The UK ranked as the fourth most congested developed country in the world and the third most congested in Europe, with drivers spending an average of 32 hours a year in congestion during peak hours. It estimated the cost to UK motorists amounted to £30.8bn in 2016, an average of £968 per driver.

In the UK, the 2016 Traffic Scorecard analysed congestion in 87 cities and large urban areas. London remains the UK’s most congested city, and ranks second in Europe after Moscow and seventh in the world. Drivers in London spent an average of 73 hours in gridlock during peak hours. This contributed to congestion costing London drivers £1,911 each and the capital as a whole £6.2bn from direct and indirect costs.
Direct costs relate to the value of fuel and time wasted. Indirect costs relate to freighting and business fees from company vehicles idling in traffic, which are passed on to household bills through higher prices.
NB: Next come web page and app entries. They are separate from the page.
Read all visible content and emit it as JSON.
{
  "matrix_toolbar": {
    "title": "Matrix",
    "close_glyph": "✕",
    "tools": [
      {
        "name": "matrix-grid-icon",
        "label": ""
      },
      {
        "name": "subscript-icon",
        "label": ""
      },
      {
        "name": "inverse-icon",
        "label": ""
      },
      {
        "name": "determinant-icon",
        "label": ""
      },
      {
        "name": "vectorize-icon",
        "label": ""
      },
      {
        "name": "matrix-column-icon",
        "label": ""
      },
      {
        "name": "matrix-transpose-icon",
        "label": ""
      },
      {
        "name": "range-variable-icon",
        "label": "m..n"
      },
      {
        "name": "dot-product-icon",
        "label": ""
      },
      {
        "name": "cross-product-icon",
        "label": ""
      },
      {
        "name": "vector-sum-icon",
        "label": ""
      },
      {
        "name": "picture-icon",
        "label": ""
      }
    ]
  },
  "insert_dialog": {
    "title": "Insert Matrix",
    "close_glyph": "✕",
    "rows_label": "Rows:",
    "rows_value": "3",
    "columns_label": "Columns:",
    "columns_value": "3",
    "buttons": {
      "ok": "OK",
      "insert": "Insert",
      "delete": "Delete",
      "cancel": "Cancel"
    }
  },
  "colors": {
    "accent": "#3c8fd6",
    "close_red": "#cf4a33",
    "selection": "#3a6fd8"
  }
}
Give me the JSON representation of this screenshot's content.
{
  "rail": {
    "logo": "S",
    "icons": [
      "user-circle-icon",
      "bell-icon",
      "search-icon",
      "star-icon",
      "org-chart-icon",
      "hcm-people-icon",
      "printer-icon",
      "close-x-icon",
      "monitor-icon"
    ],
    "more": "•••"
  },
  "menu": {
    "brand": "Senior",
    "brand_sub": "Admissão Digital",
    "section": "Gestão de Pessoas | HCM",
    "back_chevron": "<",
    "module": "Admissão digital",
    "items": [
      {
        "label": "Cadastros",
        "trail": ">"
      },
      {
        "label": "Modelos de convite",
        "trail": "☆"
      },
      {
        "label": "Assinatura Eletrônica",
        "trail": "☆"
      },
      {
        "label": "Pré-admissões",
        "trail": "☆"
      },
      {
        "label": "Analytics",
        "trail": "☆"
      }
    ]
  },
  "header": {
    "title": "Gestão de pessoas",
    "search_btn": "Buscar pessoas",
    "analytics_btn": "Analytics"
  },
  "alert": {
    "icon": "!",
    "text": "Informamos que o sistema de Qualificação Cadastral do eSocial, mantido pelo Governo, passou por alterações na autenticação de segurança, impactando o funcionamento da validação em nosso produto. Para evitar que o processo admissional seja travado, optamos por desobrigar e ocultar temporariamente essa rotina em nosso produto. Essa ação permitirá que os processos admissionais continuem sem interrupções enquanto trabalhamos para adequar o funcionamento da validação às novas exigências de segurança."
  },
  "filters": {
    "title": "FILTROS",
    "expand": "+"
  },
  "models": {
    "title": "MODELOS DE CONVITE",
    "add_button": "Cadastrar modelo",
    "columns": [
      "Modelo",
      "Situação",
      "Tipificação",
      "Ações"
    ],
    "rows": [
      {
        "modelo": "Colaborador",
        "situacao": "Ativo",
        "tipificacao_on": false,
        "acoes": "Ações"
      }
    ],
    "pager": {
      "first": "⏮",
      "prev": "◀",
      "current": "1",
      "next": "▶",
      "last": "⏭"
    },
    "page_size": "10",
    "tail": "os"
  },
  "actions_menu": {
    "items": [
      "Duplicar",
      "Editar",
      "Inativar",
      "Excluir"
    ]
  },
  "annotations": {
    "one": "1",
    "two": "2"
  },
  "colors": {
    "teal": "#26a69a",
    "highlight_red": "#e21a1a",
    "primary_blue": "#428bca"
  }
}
Manchester, Aberdeen, Birmingham and Edinburgh make up the UK’s five most congested cities.

“Despite Brexit, 2016 saw the UK economy remaining stable, fuel prices staying low and employment growing to an 11-year high, all of which incentivizes road travel and helped increase congestion as the 2016 Traffic Scorecard demonstrates,” said Graham Cookson, Chief Economist at INRIX.